It is not a huge aquarium yet it features a wide variety of fish including grouper, moray eels, barracuda, tropical fish, tarpon, sharks, parrotfish and much, much more. With more than a 100 species of sea creatures the aquarium is the result of the Federal Government’s 1934 initiative to bring tourist dollars to the Key West area. The Aquarium was a key part of the government’s “America’s Caribbean Island” campaign.
Originally an open-air aquarium, it was the first, largest and finest of its time. There is still much to enjoy and admire in the facility, even today. What is probably unique (I am guessing here) is that the marine life in the aquarium is all native to the waters in and around the Florida Keys area.
The Key West Aquarium is not a large one, like the modern ones. The lack of size brings an intimacy not possible at other facilities. The aquarium also has a Touch Tank where you can get all touchy-feely with some of the sea creatures. You can watch daily shark and turtle feedings. The combination of these factors makes your tour come alive and very personal.
What is probably the most charming and attractive aspect of visiting the Key West Aquarium is its staff. They are knowledgeable, friendly and very informative. These guides are experts, familiar with the nature and personalities of individual creatures and actually care about them. Their stories will enthral and engage the kids.

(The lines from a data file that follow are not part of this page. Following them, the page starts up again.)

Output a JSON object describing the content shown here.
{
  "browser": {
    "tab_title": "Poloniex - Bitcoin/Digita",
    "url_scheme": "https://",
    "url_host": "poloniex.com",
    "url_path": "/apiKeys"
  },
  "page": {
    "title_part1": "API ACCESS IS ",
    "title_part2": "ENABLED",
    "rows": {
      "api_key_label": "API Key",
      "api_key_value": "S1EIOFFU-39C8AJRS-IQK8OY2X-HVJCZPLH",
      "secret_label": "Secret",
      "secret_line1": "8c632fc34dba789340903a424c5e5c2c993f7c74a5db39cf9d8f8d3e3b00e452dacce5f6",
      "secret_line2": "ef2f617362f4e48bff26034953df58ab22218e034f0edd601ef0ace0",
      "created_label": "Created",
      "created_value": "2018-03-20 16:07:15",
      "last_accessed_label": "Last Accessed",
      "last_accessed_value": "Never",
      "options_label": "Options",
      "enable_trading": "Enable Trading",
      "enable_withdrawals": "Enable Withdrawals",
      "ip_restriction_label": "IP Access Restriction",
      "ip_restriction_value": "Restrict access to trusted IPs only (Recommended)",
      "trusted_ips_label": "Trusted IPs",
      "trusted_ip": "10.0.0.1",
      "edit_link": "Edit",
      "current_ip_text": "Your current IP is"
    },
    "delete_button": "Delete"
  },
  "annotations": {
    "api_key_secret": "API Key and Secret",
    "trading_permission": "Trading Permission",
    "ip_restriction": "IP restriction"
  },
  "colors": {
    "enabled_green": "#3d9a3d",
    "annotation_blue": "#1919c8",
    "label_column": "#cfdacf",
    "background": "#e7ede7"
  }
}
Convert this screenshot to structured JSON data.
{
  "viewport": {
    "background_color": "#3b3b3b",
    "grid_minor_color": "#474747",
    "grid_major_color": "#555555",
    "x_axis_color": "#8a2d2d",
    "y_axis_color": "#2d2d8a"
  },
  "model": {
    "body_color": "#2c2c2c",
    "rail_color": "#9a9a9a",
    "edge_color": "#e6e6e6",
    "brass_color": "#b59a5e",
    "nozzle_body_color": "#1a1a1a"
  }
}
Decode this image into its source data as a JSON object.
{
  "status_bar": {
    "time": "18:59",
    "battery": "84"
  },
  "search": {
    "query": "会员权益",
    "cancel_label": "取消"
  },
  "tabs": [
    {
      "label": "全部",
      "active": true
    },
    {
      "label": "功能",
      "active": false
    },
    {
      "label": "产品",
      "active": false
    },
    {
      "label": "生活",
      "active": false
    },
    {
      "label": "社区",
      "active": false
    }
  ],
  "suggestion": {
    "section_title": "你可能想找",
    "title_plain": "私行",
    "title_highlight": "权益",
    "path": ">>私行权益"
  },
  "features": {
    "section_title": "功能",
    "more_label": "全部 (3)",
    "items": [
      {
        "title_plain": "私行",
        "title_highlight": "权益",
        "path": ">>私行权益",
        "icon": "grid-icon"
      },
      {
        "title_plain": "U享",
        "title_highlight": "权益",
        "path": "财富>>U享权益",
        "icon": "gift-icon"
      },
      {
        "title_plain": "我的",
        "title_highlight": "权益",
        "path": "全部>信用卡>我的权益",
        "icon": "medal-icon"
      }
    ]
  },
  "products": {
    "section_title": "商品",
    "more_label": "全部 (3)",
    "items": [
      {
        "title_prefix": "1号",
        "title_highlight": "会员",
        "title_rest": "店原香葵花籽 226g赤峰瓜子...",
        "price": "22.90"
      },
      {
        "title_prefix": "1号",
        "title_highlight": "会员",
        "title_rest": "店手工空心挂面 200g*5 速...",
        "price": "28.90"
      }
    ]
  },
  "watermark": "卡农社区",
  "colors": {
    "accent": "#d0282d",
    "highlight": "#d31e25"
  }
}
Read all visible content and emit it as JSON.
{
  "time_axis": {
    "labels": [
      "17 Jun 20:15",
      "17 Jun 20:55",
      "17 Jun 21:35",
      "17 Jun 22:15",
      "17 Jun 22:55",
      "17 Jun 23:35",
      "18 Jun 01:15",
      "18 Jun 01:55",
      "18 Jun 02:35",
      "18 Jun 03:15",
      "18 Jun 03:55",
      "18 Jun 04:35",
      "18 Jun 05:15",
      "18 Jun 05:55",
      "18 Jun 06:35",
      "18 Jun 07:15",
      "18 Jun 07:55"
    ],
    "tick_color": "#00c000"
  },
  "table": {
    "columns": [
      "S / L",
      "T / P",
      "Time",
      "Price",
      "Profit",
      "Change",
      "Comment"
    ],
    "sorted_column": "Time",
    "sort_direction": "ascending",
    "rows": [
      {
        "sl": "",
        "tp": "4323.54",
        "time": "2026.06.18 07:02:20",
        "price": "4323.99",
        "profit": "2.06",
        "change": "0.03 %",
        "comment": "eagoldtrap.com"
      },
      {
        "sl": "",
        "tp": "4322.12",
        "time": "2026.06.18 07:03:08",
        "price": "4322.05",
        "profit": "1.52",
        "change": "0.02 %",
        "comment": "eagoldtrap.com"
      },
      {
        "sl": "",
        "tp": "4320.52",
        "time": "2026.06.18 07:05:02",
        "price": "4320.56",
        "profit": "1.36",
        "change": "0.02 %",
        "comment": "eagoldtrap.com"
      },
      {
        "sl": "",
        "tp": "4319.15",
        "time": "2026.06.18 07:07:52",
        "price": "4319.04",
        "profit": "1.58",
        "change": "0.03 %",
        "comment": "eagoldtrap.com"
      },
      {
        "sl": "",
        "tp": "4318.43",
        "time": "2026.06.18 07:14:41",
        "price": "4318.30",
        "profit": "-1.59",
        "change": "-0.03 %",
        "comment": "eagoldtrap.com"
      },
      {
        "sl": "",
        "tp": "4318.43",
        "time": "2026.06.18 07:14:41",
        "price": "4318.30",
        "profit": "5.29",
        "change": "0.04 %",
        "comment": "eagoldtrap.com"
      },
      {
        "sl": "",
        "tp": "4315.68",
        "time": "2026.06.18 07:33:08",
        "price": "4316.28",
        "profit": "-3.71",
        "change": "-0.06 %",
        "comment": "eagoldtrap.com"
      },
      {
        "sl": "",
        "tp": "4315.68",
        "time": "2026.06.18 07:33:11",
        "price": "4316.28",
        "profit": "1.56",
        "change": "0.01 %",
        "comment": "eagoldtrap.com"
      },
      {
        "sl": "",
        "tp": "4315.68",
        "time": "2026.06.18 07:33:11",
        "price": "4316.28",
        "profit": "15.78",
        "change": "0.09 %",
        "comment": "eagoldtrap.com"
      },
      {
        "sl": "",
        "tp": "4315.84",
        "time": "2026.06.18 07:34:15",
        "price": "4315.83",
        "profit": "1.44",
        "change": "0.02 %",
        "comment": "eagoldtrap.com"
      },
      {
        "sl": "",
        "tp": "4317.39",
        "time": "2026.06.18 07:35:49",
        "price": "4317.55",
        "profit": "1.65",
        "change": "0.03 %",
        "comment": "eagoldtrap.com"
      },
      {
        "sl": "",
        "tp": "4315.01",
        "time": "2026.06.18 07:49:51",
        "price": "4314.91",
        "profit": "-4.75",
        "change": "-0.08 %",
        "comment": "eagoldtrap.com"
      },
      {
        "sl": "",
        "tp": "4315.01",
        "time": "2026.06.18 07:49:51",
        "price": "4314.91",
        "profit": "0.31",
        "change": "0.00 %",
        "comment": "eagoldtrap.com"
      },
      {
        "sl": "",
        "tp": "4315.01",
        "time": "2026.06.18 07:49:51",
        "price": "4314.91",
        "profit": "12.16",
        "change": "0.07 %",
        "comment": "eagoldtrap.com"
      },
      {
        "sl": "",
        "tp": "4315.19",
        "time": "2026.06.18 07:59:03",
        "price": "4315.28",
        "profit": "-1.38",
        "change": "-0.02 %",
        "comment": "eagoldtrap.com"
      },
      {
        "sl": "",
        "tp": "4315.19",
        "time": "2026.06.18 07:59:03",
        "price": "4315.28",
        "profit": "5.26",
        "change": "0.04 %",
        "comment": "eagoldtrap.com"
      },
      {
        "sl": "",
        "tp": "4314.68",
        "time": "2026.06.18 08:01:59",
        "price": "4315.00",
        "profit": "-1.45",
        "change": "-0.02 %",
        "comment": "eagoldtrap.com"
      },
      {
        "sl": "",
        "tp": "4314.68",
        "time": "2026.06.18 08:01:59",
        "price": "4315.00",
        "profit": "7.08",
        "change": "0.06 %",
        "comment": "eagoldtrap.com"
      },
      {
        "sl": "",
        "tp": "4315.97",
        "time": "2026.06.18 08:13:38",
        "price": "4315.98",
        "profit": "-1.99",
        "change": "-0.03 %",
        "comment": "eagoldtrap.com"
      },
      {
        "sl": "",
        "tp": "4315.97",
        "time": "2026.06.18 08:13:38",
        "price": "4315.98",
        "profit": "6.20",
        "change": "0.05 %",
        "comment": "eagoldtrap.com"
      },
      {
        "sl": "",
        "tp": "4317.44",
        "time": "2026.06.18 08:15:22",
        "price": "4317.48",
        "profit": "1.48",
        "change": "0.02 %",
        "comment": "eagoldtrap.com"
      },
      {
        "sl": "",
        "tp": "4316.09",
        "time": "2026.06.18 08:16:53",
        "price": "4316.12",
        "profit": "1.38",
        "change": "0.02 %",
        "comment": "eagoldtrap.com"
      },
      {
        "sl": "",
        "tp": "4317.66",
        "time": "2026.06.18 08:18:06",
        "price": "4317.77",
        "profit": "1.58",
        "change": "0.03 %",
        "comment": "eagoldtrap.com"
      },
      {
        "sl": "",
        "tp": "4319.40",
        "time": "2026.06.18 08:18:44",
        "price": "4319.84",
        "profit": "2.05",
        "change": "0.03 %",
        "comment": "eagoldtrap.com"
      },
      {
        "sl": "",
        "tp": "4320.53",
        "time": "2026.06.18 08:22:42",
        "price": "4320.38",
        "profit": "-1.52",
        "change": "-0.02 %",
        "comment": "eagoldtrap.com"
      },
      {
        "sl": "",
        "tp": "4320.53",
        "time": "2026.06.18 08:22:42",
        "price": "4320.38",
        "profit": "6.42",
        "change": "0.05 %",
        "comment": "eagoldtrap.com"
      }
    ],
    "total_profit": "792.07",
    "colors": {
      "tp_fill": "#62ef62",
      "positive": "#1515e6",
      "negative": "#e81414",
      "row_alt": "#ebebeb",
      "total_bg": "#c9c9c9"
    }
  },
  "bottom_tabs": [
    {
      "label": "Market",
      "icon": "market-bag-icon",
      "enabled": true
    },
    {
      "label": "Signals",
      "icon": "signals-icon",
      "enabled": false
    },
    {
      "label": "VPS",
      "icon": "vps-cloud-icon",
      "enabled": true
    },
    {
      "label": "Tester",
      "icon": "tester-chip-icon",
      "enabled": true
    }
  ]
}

They can describe and explain the intricate balance and relationships that the creatures have with the Key West marine environment; their habits; their strengths and what helps them survive in their